Food elimination diets for IBS based on IgG testing may be an interesting area of study, but at the writing of my book, the evidence wasn’t there to justify highlighting this approach. Food elimination diets based on antibody testing was not a very effective means of controlling symptoms in a randomized study of 150 patients with IBS. Only 10% showed symptomatic improvement (http://www.ncbi.nlm.nih.gov/pubmed/15361495). I agree with the commentary of J.O. Hunter http://www.ncbi.nlm.nih.gov/pmc/articles/PMC1774875/#r8) on the problems with this study and the likelihood that this approach won’t help most people with IBS. Even the author’s (P.J. Whorwell) rebuttel stated that “it is likely that only a subset of patients have an immuno-inflammatory basis to their condition and these might be the very individuals who respond to dietary exclusion based on IgG antibodies. This would fit with our results where only a proportion of patients responded despite all having antibodies.”

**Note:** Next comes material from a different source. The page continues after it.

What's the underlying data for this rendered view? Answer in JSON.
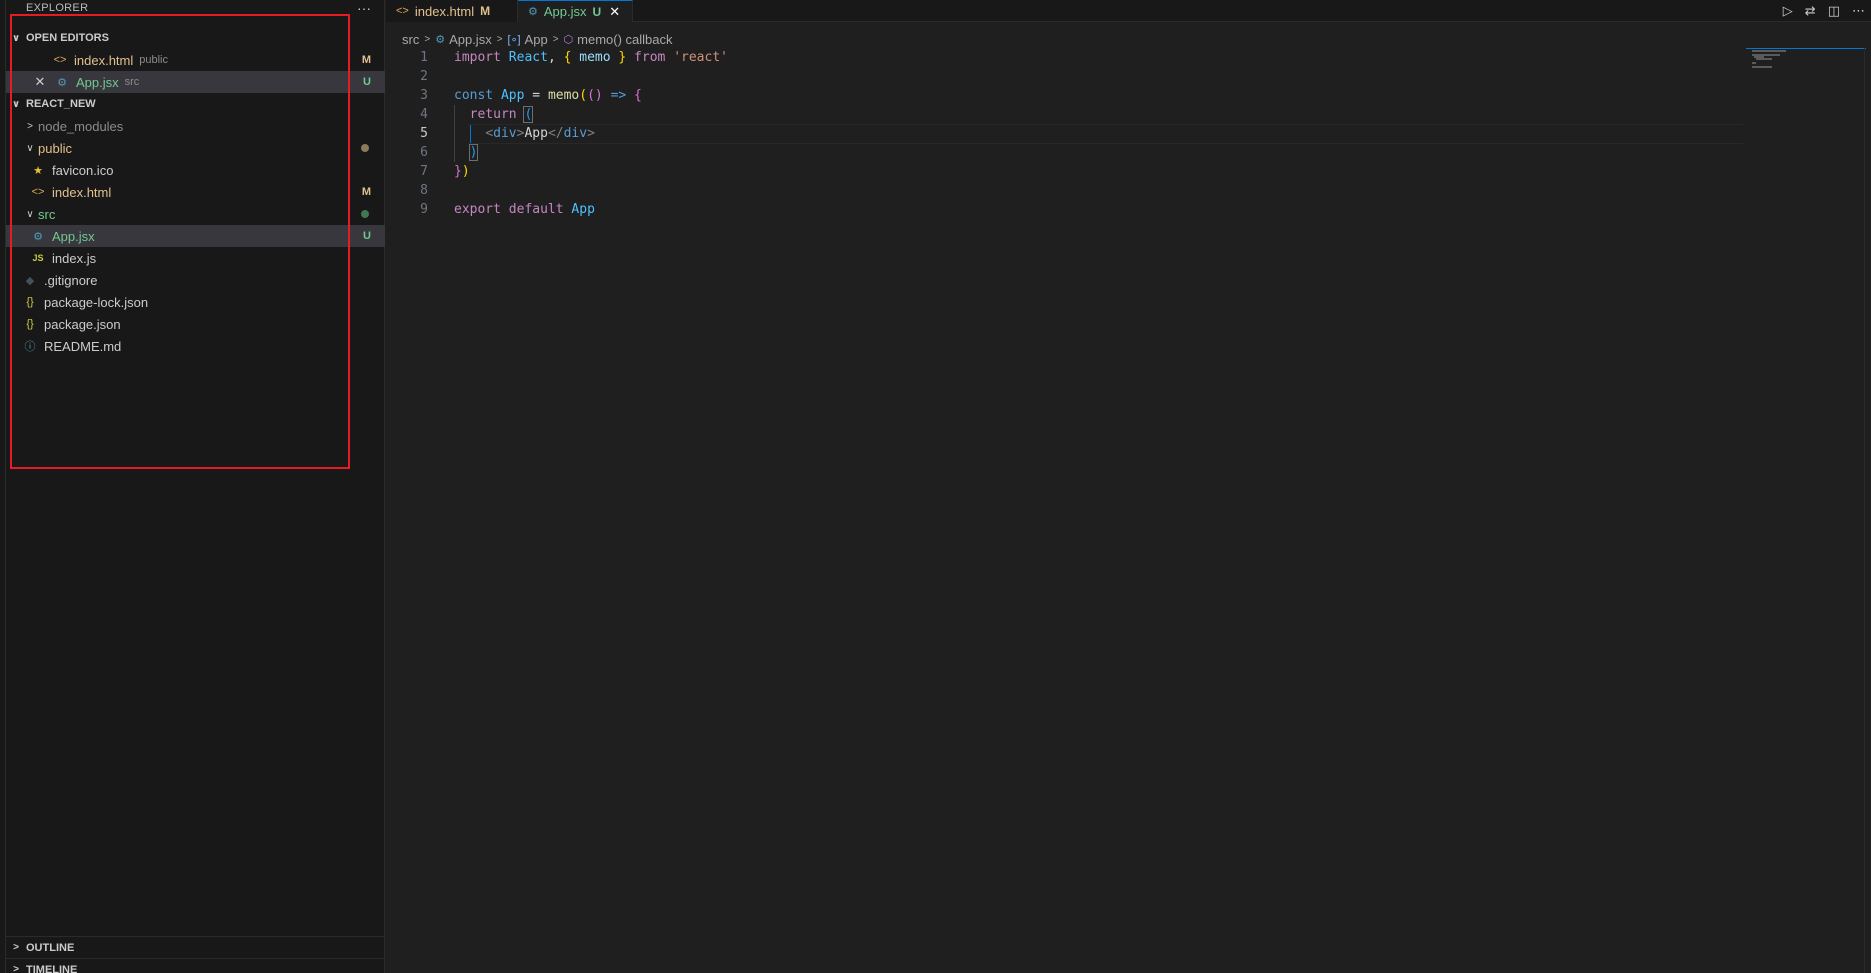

Regarding the Cyrex Labs list of foods that cross react with gluten, they have a tough case to make for celiac disease. In the study supporting the tests (http://www.scirp.org/Journal/PaperInformation.aspx?paperID=26626), polyclonal rabbit anti-α-gliadin antibodies were evaluated for cross-reactivity against milk, yeast, casein, coffee bean extract, instant coffee, millet, corn, and rice. In most cases, whole foods were used presenting a huge number of molecular targets to a huge array of polyclonal rabbit antibodies. It would be surprising if there was not some level of cross-reactivity detected. The authors also noted that a significant amount of cross-reactivity was caused by the presence of gluten contaminating the test foods. Another important point the authors don’t address is what their results mean in terms of invoking symptoms in celiac patients. There is no work that I am aware of that shows that avoiding foods that cross-react with α-gliadin results in symptomatic improvement in celiac disease or people with other digestive diseases. This work may exist, but I have not found it. If you know of this work, please share it with me and I will take a look.

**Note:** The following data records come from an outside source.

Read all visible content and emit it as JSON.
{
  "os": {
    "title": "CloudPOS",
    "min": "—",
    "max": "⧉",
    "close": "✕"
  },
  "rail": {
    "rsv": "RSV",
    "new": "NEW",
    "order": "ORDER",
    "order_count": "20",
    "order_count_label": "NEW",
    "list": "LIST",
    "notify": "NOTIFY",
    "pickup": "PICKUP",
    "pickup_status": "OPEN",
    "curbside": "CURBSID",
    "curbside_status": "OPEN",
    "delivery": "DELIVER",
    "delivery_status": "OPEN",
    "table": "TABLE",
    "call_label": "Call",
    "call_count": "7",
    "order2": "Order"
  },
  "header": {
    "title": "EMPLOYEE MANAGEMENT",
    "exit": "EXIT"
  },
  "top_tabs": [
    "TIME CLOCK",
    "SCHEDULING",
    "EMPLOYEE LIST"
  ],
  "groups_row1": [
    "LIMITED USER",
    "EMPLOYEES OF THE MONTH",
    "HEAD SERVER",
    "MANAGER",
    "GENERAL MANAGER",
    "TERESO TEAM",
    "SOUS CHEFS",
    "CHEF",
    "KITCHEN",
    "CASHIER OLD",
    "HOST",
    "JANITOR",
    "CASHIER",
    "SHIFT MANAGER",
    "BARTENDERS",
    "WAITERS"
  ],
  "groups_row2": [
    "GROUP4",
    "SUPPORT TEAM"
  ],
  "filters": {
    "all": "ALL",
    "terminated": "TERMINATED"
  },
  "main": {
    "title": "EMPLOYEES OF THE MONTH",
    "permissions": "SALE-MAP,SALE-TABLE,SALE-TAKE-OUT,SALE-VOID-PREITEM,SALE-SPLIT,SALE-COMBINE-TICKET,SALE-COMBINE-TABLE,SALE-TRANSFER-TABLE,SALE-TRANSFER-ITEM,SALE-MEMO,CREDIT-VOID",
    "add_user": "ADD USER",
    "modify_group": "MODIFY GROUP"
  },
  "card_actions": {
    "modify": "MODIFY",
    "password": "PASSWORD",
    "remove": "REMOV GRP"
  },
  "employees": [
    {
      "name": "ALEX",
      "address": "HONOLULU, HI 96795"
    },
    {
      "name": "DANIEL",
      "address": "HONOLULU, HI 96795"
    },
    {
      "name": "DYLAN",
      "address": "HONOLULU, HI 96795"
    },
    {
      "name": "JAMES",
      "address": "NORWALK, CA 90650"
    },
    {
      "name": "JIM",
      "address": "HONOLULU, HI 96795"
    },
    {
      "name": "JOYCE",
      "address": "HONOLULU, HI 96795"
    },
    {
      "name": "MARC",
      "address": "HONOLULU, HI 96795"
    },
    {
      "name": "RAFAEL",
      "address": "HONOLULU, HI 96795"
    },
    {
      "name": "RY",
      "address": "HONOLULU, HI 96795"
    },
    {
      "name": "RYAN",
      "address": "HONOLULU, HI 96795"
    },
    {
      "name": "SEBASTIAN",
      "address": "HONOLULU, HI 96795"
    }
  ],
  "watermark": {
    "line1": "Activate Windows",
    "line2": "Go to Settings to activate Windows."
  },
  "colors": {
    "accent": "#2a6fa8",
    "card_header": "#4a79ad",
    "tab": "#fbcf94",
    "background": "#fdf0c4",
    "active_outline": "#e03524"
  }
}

There is another Ocam’s razor explanation that may better explain the persistence of symptoms in 30% of celiac patients on a gluten free diet – resistant starch (RS) and other difficult-to-digest carbohydrates. Though gluten free diets have less resistant starch than the standard American diet (SAD) because three specific grains are removed, gluten-free diets do allow non-gluten grains and other foods including a variety of rice, potatoes, legumes, millet, tapioca, fruits including higher fructose fruits, high RS bananas, table sugar, and a number of other baked goods. Thus, gluten free diets still contain large quantities of the five carbohydrates the Fast Tract Diet limits in order to control bacterial overgrowth. The presence of too many of these carbs may continue to drive inflammation, leaky gut and villus destruction on a gluten-free diet precisely because they are high FP.
On a personal note, I wish you the best in finding the solution that works best for you.”